Task requirements:
Only the number is needed: the count of lines in the records with the word "title".

Exercise materials:
• • • • • • •
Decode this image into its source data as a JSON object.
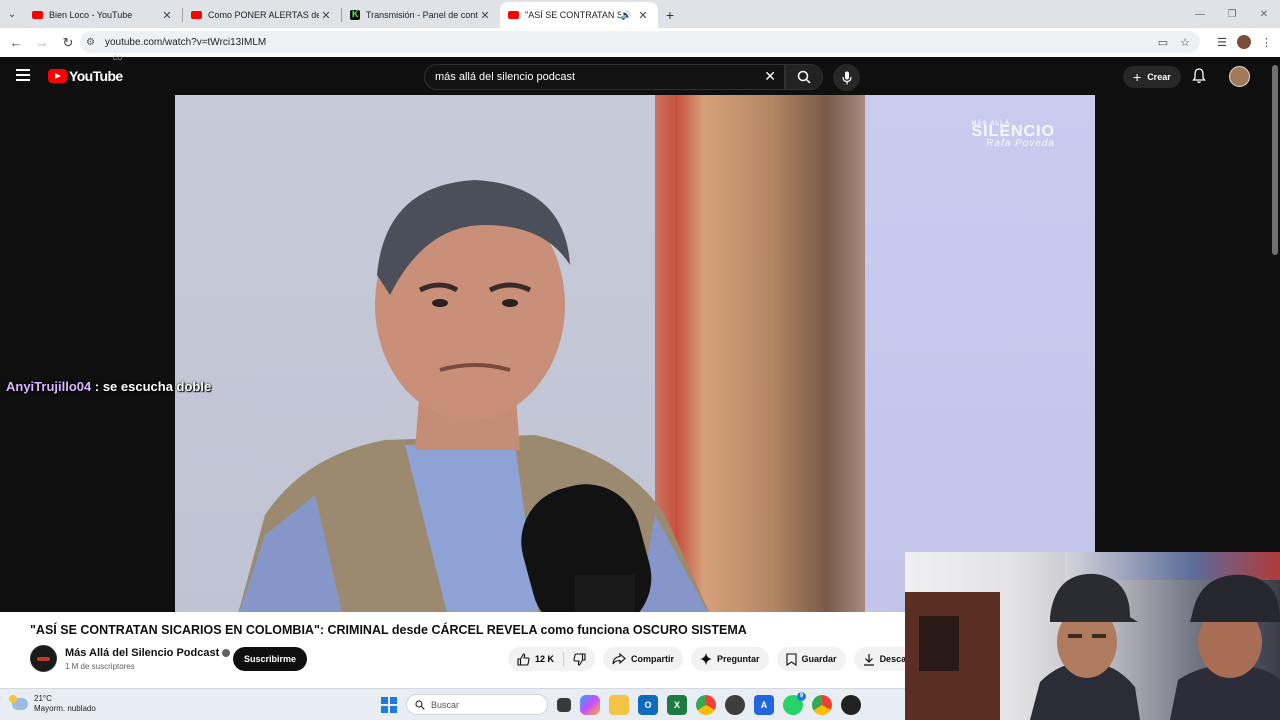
{
  "browser": {
    "tabs": [
      {
        "title": "Bien Loco - YouTube",
        "favicon": "youtube-icon",
        "active": false
      },
      {
        "title": "Como PONER ALERTAS de KICK",
        "favicon": "youtube-icon",
        "active": false
      },
      {
        "title": "Transmisión - Panel de control de",
        "favicon": "kick-icon",
        "active": false
      },
      {
        "title": "\"ASÍ SE CONTRATAN SICARI",
        "favicon": "youtube-icon",
        "active": true
      }
    ],
    "url": "youtube.com/watch?v=tWrci13IMLM"
  },
  "youtube": {
    "logo_text": "YouTube",
    "country_code": "CO",
    "search_value": "más allá del silencio podcast",
    "create_label": "Crear"
  },
  "video": {
    "watermark_top": "MÁS ALLÁ",
    "watermark_main": "SILENCIO",
    "watermark_sign": "Rafa Poveda",
    "chat_user": "AnyiTrujillo04",
    "chat_message": ": se escucha doble",
    "title": "\"ASÍ SE CONTRATAN SICARIOS EN COLOMBIA\": CRIMINAL desde CÁRCEL REVELA como funciona OSCURO SISTEMA",
    "channel_name": "Más Allá del Silencio Podcast",
    "subscribers": "1 M de suscriptores",
    "subscribe_label": "Suscribirme",
    "likes": "12 K",
    "share_label": "Compartir",
    "ask_label": "Preguntar",
    "save_label": "Guardar",
    "download_label": "Descar"
  },
  "taskbar": {
    "temperature": "21°C",
    "weather_desc": "Mayorm. nublado",
    "search_placeholder": "Buscar",
    "whatsapp_badge": "9"
  },
  "colors": {
    "youtube_red": "#ff0000",
    "page_bg": "#0f0f0f",
    "chat_user": "#d9b8ff"
  }
}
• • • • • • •
Reply to the task:
5